Not every passenger with a suitcase is its owner. It happens that he is a hired courier and is carrying someone else’s money. We call them “cash couriers”; they themselves often don’t have a steady source of income and are not employed anywhere. Such transport of cash is related to money-laundering of criminal revenue, with the financing of terrorism, and with illegal foreign trade operations. That causes particular alarm now.

The regulation could close off a means for many Russians to survive, not just big business people, by opening up a path for arbitrary decisions and bribes, although Shklyayev said no restrictions are planned for the amounts if they are reported.

“We have no basis under the law for demanding proof of the legality of a suitcase of bills,” he said.

Recently, an adviser to Open Russia was stopped by police on election day when he was carrying 2 million rubles in cash (at that time worth $29,500) evidently related to paying the expenses of independent election observers. Police confiscated the cash saying they needed to check if it was counterfeit and have not returned it.

Shklyayev says that legal transactions will always have proper paperwork. This year, the FTS has opened up 137 criminal cases on unlawful transport of cash abroad, but only one or two of them reached the stage of trial. Those accused simply postponed delivery dates to account for the cash, Shklyayev complained, saying that the powers of customs agents and customs law itself are insufficient to deal with contraband deals. He hopes for changes to the law to enable Russian state agencies such as the tax service to exchange information about persons with large sums of cash.

He said unscrupulous businesses send cash abroad for purchase of items that are never delivered, or deliberately inflate the cost of items such as medical equipment that are delivered. Customs authorities have been unable to stop these transactions, he complained. Under amendments to the code, the FTS would be able to file complaints when they see such imports.

Rossiyskaya Gazeta
says capital flight so far this year through the month of September was $45 billion, according to preliminary data from the Central Bank. By contrast last year, it was $155 billion.

Capital flight in 2014 doubled from the previous year to $151.5 billion, according to Business Insider in January — estimates can differ due to exchange rate fluctuations.
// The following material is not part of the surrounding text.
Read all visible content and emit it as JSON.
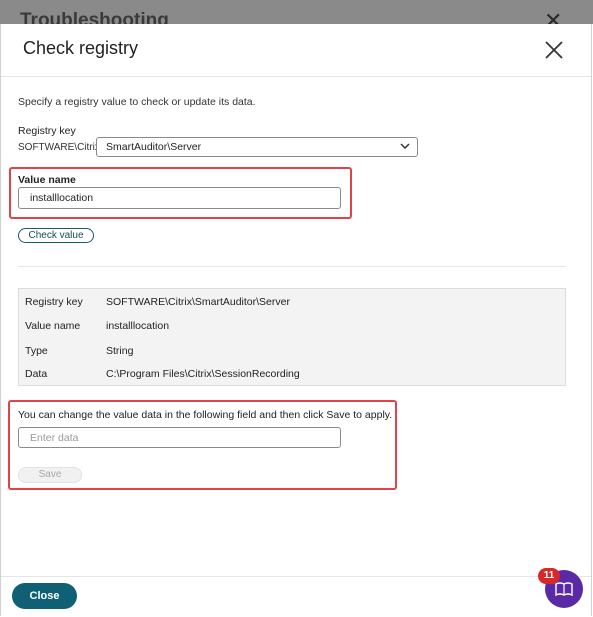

In any event, it seems the figure for dollar outflow is significantly lower this year, possibly as Russians hang on to dollars to use for expenses within Russian given that the ruble crash has lost a third of their incomes and savings.

— Catherine A. Fitzpatrick